Task statement: Which of the lines below include "download"? Each one should be copied out.

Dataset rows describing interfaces

**********

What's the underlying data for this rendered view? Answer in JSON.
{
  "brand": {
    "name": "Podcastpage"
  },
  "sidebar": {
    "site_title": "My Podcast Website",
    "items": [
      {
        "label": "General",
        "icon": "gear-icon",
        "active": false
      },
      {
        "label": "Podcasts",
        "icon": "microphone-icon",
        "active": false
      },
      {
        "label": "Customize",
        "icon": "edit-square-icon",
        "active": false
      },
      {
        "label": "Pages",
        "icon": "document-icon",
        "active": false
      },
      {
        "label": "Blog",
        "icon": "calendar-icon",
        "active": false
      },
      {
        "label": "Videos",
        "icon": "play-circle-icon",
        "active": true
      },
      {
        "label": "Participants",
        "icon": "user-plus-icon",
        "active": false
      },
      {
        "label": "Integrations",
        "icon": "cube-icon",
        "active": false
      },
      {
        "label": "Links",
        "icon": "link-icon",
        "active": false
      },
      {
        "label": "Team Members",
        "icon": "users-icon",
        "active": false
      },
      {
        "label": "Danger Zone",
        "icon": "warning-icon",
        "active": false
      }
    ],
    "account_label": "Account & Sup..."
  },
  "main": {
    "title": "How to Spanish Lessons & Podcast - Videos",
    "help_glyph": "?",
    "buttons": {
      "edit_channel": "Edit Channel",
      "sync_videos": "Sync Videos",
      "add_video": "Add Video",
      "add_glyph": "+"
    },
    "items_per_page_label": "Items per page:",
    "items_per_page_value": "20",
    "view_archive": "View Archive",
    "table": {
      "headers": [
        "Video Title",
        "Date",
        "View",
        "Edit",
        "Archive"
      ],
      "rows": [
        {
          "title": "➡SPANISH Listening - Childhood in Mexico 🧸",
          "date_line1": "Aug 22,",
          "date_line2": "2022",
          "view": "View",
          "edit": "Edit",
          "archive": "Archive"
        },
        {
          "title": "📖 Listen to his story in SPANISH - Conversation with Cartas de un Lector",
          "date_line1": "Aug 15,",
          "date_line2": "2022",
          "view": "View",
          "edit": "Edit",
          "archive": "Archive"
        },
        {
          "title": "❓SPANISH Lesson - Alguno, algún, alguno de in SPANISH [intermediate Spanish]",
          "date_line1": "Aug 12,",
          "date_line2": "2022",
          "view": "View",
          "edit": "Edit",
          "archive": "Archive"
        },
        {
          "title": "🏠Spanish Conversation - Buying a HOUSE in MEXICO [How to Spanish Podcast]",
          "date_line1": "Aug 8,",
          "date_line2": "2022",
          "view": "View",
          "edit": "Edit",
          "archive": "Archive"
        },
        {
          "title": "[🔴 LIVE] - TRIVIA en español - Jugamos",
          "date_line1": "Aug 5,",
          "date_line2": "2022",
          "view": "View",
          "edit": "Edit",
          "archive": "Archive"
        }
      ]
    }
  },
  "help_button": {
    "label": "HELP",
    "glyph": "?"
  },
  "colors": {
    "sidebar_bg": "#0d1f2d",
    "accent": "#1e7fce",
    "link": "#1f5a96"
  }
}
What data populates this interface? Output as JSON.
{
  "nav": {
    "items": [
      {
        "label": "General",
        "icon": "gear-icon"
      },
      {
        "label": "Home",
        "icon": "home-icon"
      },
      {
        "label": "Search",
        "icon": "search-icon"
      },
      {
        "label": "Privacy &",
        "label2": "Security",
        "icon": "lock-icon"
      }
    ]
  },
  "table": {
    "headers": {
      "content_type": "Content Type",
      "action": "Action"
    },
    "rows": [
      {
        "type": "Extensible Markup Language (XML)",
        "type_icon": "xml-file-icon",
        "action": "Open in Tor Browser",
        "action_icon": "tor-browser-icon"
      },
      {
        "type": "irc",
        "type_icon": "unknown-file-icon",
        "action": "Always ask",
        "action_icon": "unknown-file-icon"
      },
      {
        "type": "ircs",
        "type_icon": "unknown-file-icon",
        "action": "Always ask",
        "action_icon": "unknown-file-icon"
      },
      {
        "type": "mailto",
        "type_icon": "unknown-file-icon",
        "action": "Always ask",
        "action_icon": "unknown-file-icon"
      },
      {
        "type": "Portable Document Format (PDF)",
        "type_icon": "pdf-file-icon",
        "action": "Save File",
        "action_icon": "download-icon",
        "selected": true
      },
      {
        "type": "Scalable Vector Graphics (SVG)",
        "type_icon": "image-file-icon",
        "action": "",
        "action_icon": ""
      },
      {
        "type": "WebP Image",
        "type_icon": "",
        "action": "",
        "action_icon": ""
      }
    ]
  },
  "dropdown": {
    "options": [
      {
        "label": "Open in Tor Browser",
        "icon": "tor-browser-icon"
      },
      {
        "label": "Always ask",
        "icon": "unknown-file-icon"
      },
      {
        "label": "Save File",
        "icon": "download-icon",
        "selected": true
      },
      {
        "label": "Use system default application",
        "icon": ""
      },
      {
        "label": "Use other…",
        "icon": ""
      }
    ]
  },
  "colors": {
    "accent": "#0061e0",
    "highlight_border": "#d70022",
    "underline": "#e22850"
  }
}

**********

Reply:
        "action_icon": "download-icon",
        "icon": "download-icon",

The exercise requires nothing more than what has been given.